  4. ^ "Three Blind Mice (2008)". IMDb.com. Retrieved 2012-09-18. 
  5. ^ a b "Urban Cinefile THREE BLIND MICE". Urbancinefile.com.au. 2009-09-04. Retrieved 2012-09-18. 
  6. ^ a b c "Three blind mice | Film & TV". Sydneyanglicans.net. 2012-06-16. Retrieved 2012-09-18. 
  7. ^ a b c d Stuart O'Connor (17 October 2008). "Matthew Newton talks about making Three Blind Mice | Film | guardian.co.uk". London: Guardian. Retrieved 2012-09-18. 
  8. ^ a b c "Three Blind Mice film review : In Film Australia - all about Australian films". Infilm.com.au. 1 July 2008. Archived from the original on 21 March 2012. Retrieved 18 September 2012. 
  9. ^ a b "Three Blind Mice | Review, Cast | SBS Film". Sbs.com.au. 2012-08-15. Retrieved 2012-09-18. 
  10. ^ a b "Three Blind Mice - Film Reviews - Film - Entertainment". smh.com.au. 3 September 2009. Retrieved 2012-09-18. 
  11. ^ "Three Blind Mice". hoopla.nu. 2008-08-08. Retrieved 2012-09-18. 
  12. ^ "At the Movies: Three Blind Mice". Abc.net.au. Retrieved 2012-09-18. 
  13. ^ "Three Blind Mice, Matthew Newton, Film Review: Cinephilia - Australian Film & more". Cinephilia. Retrieved 2012-09-18. 
  14. ^ "Titan View nabs Three Blind Mice". If.com.au. Retrieved 2012-09-18. 

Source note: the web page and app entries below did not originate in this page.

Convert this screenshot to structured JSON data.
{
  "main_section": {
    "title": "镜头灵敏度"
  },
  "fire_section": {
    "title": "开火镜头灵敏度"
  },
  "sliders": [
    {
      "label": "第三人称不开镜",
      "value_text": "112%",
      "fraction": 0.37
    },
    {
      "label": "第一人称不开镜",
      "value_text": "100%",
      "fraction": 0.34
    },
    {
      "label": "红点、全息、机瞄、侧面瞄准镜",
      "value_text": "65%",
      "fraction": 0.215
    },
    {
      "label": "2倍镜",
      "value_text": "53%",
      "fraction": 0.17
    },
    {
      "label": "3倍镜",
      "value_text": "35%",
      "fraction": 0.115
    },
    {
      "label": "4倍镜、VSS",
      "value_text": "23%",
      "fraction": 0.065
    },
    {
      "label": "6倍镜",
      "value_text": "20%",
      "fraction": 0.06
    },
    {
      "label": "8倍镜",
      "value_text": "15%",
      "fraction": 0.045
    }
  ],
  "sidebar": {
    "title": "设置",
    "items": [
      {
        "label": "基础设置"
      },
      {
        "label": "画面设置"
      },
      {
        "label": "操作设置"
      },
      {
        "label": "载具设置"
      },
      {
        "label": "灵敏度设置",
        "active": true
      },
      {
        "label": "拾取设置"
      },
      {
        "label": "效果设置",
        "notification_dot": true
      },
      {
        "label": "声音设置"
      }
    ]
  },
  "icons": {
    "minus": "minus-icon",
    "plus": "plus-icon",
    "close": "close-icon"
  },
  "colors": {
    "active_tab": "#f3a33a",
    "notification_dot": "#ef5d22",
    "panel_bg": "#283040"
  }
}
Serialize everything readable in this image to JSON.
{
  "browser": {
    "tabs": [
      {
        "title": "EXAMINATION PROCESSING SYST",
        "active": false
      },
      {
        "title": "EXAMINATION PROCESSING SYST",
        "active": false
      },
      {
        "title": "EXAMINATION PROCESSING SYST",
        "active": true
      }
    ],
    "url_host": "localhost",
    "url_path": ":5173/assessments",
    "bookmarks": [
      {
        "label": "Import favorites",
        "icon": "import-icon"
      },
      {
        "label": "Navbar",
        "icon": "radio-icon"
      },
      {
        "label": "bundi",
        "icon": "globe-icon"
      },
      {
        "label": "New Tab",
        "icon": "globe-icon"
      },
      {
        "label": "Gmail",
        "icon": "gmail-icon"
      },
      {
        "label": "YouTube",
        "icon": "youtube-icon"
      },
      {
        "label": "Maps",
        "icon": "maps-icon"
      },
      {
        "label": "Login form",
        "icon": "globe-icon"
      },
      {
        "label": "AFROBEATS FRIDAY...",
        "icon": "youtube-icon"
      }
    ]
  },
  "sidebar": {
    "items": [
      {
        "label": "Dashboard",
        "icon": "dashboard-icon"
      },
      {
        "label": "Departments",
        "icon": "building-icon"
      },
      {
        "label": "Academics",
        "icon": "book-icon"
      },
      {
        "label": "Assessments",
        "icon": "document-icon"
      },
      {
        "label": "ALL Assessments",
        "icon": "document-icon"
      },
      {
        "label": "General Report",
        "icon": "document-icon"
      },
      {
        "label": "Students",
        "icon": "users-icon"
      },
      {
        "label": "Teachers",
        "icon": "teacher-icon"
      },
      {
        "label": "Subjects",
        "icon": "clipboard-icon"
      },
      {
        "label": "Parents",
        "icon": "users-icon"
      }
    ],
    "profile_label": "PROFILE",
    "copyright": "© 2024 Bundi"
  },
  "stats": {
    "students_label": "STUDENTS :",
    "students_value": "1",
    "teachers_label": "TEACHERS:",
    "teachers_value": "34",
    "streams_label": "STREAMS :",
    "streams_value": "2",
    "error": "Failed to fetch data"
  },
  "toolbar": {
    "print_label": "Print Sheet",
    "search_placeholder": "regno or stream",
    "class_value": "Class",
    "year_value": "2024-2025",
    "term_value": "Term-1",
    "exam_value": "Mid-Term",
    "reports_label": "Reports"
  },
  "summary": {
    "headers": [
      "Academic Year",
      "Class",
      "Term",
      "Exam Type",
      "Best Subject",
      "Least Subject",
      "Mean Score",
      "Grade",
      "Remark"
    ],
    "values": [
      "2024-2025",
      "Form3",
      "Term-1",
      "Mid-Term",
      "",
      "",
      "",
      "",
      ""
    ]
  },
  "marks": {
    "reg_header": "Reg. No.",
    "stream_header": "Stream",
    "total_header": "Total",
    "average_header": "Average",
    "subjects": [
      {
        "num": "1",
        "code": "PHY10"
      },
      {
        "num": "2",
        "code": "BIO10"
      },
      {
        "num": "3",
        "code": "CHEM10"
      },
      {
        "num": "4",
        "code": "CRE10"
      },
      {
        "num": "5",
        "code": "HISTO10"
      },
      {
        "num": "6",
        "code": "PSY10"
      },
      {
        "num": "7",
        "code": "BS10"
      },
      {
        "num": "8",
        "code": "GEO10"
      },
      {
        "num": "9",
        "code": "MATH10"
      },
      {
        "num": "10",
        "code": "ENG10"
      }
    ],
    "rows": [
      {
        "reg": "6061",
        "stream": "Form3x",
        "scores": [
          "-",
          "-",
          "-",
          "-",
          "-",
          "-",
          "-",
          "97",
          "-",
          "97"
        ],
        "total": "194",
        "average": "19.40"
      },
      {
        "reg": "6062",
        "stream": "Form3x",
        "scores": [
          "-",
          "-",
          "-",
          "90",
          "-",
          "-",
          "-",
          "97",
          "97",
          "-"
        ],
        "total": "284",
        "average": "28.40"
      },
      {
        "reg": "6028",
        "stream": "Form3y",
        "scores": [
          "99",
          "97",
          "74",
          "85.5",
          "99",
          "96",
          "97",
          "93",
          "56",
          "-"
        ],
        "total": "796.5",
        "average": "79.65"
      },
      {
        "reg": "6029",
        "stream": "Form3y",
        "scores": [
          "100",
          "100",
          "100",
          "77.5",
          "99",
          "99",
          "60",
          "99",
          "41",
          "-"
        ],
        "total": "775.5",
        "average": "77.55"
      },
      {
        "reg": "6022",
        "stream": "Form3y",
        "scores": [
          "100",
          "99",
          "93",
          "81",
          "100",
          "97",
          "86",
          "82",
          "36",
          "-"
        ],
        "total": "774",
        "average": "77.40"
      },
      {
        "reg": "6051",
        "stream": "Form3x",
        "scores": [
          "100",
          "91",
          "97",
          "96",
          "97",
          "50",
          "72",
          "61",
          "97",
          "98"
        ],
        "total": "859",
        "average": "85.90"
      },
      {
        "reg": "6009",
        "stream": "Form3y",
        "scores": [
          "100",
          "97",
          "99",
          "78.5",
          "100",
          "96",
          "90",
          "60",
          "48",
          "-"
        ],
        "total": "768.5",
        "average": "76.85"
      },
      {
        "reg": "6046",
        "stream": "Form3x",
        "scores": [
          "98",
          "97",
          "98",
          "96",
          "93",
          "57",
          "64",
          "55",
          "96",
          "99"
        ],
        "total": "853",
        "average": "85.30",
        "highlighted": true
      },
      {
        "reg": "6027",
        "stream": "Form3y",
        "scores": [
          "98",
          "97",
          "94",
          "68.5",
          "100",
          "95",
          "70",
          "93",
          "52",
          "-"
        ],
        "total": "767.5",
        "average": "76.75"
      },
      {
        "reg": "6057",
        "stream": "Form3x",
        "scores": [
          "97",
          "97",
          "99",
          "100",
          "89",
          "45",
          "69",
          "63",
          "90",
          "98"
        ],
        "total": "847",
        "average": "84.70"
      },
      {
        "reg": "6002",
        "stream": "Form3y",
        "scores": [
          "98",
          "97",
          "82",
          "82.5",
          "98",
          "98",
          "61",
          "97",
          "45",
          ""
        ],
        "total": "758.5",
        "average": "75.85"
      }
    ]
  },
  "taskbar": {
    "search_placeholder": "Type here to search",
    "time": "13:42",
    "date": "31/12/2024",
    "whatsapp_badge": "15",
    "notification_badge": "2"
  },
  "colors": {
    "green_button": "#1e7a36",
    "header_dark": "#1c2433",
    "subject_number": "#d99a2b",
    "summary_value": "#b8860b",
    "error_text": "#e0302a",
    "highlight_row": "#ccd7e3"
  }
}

  15. ^ a b "Stale Popcorn: Shame". Stalepopcornau.blogspot.com. 2009-08-05. Retrieved 2012-09-18. 
  16. ^ "Mice to hit US cinemas, TV & festival". If.com.au. 2009-01-21. Retrieved 2012-09-18. 
  17. ^ "Stale Popcorn: Three Blind Mice Wins Awards in Britain, AFI Members Continue to Embarrass [sic] Themselves, World Turns for Another Day, etc". Stalepopcornau.blogspot.com. 2008-11-01. Retrieved 2012-09-18. 

External links[edit]